▶ EXERCISE PROMPT:
Output all the records below, word for word.

▶ Website and app data records:
________

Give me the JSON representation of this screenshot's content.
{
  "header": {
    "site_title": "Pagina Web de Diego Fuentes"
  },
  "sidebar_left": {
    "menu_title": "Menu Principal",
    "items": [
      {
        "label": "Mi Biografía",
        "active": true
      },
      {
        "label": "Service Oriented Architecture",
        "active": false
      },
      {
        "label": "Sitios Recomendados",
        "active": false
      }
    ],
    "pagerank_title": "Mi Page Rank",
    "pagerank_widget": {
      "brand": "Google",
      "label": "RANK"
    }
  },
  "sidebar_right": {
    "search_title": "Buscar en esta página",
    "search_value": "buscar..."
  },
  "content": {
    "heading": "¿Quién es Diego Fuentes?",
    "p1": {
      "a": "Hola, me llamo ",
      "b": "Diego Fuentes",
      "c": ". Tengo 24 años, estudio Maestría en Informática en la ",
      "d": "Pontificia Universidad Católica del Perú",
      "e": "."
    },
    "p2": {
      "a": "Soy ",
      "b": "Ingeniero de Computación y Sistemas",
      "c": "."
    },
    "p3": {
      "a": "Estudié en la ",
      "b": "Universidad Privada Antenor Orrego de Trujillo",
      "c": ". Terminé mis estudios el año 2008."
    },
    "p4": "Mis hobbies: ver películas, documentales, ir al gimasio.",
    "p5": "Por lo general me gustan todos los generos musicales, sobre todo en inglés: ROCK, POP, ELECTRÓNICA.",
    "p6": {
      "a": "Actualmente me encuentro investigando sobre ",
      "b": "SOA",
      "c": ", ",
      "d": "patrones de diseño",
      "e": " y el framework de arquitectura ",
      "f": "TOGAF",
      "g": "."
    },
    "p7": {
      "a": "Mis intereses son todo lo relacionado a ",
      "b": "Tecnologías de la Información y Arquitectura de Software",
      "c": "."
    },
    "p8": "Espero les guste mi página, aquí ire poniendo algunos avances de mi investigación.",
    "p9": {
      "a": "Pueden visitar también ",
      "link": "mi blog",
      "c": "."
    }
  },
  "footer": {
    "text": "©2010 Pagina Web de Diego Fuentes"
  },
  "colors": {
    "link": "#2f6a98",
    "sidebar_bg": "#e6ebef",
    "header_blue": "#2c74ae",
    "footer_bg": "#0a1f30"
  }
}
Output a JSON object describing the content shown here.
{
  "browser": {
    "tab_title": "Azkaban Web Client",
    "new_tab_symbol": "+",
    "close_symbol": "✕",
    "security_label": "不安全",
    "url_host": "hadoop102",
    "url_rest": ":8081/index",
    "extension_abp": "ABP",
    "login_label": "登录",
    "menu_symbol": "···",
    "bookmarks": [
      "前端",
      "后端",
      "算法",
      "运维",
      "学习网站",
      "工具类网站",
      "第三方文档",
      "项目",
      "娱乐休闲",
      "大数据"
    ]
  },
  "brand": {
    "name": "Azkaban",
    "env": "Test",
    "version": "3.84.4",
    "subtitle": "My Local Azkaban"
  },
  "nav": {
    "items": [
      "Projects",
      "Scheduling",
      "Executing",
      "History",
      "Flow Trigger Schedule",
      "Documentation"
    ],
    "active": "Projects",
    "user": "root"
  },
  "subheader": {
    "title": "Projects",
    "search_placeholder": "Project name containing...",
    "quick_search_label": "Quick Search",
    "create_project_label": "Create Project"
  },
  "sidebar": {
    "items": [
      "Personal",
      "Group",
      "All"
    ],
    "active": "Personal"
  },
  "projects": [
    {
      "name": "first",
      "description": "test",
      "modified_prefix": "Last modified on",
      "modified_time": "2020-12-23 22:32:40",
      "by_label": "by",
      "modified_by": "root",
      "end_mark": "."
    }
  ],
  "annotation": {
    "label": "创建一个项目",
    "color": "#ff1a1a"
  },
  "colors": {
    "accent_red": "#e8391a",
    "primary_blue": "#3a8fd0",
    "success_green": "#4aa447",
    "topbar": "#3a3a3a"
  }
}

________

▶ RESULT OF THE TASK:
Give me the JSON representation of this screenshot's content.
{
  "header": {
    "site_title": "Pagina Web de Diego Fuentes"
  },
  "sidebar_left": {
    "menu_title": "Menu Principal",
    "items": [
      {
        "label": "Mi Biografía",
        "active": true
      },
      {
        "label": "Service Oriented Architecture",
        "active": false
      },
      {
        "label": "Sitios Recomendados",
        "active": false
      }
    ],
    "pagerank_title": "Mi Page Rank",
    "pagerank_widget": {
      "brand": "Google",
      "label": "RANK"
    }
  },
  "sidebar_right": {
    "search_title": "Buscar en esta página",
    "search_value": "buscar..."
  },
  "content": {
    "heading": "¿Quién es Diego Fuentes?",
    "p1": {
      "a": "Hola, me llamo ",
      "b": "Diego Fuentes",
      "c": ". Tengo 24 años, estudio Maestría en Informática en la ",
      "d": "Pontificia Universidad Católica del Perú",
      "e": "."
    },
    "p2": {
      "a": "Soy ",
      "b": "Ingeniero de Computación y Sistemas",
      "c": "."
    },
    "p3": {
      "a": "Estudié en la ",
      "b": "Universidad Privada Antenor Orrego de Trujillo",
      "c": ". Terminé mis estudios el año 2008."
    },
    "p4": "Mis hobbies: ver películas, documentales, ir al gimasio.",
    "p5": "Por lo general me gustan todos los generos musicales, sobre todo en inglés: ROCK, POP, ELECTRÓNICA.",
    "p6": {
      "a": "Actualmente me encuentro investigando sobre ",
      "b": "SOA",
      "c": ", ",
      "d": "patrones de diseño",
      "e": " y el framework de arquitectura ",
      "f": "TOGAF",
      "g": "."
    },
    "p7": {
      "a": "Mis intereses son todo lo relacionado a ",
      "b": "Tecnologías de la Información y Arquitectura de Software",
      "c": "."
    },
    "p8": "Espero les guste mi página, aquí ire poniendo algunos avances de mi investigación.",
    "p9": {
      "a": "Pueden visitar también ",
      "link": "mi blog",
      "c": "."
    }
  },
  "footer": {
    "text": "©2010 Pagina Web de Diego Fuentes"
  },
  "colors": {
    "link": "#2f6a98",
    "sidebar_bg": "#e6ebef",
    "header_blue": "#2c74ae",
    "footer_bg": "#0a1f30"
  }
}
Output a JSON object describing the content shown here.
{
  "browser": {
    "tab_title": "Azkaban Web Client",
    "new_tab_symbol": "+",
    "close_symbol": "✕",
    "security_label": "不安全",
    "url_host": "hadoop102",
    "url_rest": ":8081/index",
    "extension_abp": "ABP",
    "login_label": "登录",
    "menu_symbol": "···",
    "bookmarks": [
      "前端",
      "后端",
      "算法",
      "运维",
      "学习网站",
      "工具类网站",
      "第三方文档",
      "项目",
      "娱乐休闲",
      "大数据"
    ]
  },
  "brand": {
    "name": "Azkaban",
    "env": "Test",
    "version": "3.84.4",
    "subtitle": "My Local Azkaban"
  },
  "nav": {
    "items": [
      "Projects",
      "Scheduling",
      "Executing",
      "History",
      "Flow Trigger Schedule",
      "Documentation"
    ],
    "active": "Projects",
    "user": "root"
  },
  "subheader": {
    "title": "Projects",
    "search_placeholder": "Project name containing...",
    "quick_search_label": "Quick Search",
    "create_project_label": "Create Project"
  },
  "sidebar": {
    "items": [
      "Personal",
      "Group",
      "All"
    ],
    "active": "Personal"
  },
  "projects": [
    {
      "name": "first",
      "description": "test",
      "modified_prefix": "Last modified on",
      "modified_time": "2020-12-23 22:32:40",
      "by_label": "by",
      "modified_by": "root",
      "end_mark": "."
    }
  ],
  "annotation": {
    "label": "创建一个项目",
    "color": "#ff1a1a"
  },
  "colors": {
    "accent_red": "#e8391a",
    "primary_blue": "#3a8fd0",
    "success_green": "#4aa447",
    "topbar": "#3a3a3a"
  }
}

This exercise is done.